If you want to get pregnant, you have to know your body. This means that you have to understand how it works and when the optimal time to conceive is for you. When you time it just right, by charting your cycle, you will give yourself a better chance at conceiving in the long run.
When you chart your cycle, you are charting from the very first day, which is the day you get your period, to the very last day, which is the day before you start the cycle all over again. These days are important to note, but you will also be charting your various signs throughout those days including:
- Your basal body temperature upon waking
- The condition of your cervical mucus on a daily basis
- The timing of intercourse during your cycle
Basal Body Temperature
Your basal body temperature is the temperature of your body when you wake up. You need to start taking it on day one of your cycle and every day afterwards. It is best to take it at the same time every day in order to ensure consistency.
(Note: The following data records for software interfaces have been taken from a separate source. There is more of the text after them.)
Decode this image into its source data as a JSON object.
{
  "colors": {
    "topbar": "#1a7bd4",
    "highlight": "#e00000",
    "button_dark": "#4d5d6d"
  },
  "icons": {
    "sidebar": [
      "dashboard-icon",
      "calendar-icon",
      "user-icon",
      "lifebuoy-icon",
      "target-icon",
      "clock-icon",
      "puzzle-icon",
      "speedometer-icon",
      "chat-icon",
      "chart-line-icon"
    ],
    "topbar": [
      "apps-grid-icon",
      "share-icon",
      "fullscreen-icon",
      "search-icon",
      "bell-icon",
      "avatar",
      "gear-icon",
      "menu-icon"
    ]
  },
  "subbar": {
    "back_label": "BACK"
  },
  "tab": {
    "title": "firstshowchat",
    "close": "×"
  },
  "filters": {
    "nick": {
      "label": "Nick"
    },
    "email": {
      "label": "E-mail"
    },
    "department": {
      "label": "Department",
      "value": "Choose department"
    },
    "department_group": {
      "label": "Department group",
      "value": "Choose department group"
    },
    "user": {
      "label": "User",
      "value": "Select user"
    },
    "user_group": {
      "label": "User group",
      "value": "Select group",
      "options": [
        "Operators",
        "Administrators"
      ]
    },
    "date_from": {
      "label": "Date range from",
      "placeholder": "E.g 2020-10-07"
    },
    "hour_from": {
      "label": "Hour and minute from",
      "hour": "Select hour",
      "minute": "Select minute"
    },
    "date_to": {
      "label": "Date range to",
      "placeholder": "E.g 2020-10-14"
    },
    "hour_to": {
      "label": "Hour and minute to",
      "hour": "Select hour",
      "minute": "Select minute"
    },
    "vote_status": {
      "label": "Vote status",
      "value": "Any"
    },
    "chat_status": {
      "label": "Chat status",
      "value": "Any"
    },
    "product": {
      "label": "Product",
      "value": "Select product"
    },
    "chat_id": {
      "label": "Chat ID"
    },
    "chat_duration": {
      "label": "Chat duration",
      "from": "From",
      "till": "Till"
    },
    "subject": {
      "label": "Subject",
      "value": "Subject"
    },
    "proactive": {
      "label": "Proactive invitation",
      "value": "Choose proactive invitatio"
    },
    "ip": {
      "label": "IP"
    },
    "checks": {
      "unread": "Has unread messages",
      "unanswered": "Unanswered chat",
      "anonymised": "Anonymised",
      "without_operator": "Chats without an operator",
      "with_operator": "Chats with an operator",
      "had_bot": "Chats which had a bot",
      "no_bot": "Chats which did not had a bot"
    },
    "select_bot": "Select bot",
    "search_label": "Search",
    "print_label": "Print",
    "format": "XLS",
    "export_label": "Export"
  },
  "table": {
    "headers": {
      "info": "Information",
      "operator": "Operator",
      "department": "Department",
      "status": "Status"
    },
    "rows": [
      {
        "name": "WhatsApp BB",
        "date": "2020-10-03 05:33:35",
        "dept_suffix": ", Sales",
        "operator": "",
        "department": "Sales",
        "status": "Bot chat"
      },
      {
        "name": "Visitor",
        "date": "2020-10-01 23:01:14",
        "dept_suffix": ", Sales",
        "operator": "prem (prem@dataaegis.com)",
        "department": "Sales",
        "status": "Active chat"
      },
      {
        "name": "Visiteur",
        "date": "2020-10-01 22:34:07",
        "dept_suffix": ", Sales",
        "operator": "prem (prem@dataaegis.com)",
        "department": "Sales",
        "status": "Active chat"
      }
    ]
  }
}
You should be taking this temperature before you do anything else, even get out of bed.
Once you record your temperatures every day for a few cycles, you will begin to see when you ovulate, as it is when your temperature rises slightly, typically 0.5 degrees. This temperature then remains high until the end of your cycle. If you have not conceived during that cycle, the temperature will drop back down because your body is no longer producing progesterone and your uterus lining will shed. If you are pregnant, however, the temps will stay high due to the increased level of progesterone that the body produces during pregnancy.
If you check your cervical mucus along with charting your temperatures, you can greatly enhance your ability to get pregnant. As you get closer to ovulation, your mucus becomes clear and stretchy – allowing the sperm to swim through it and attach to an egg.
In order to chart your mucus, you will need to collect it with your (clean) fingers. Inserting your fingers into your vagina, you can collect the fluid from your cervix by touching the cervix walls. As you chart your mucus, you will begin to notice that there is little to no mucus during the first few days of your cycle, then as your cycle progresses, it gets thicker and then eventually thinner on the days you ovulate. Once ovulation is over and pregnancy did not occur, the mucus will become thick again.
These simple signs will help you and your partner determine the best time to have intercourse to enhance your ability to conceive without assistance.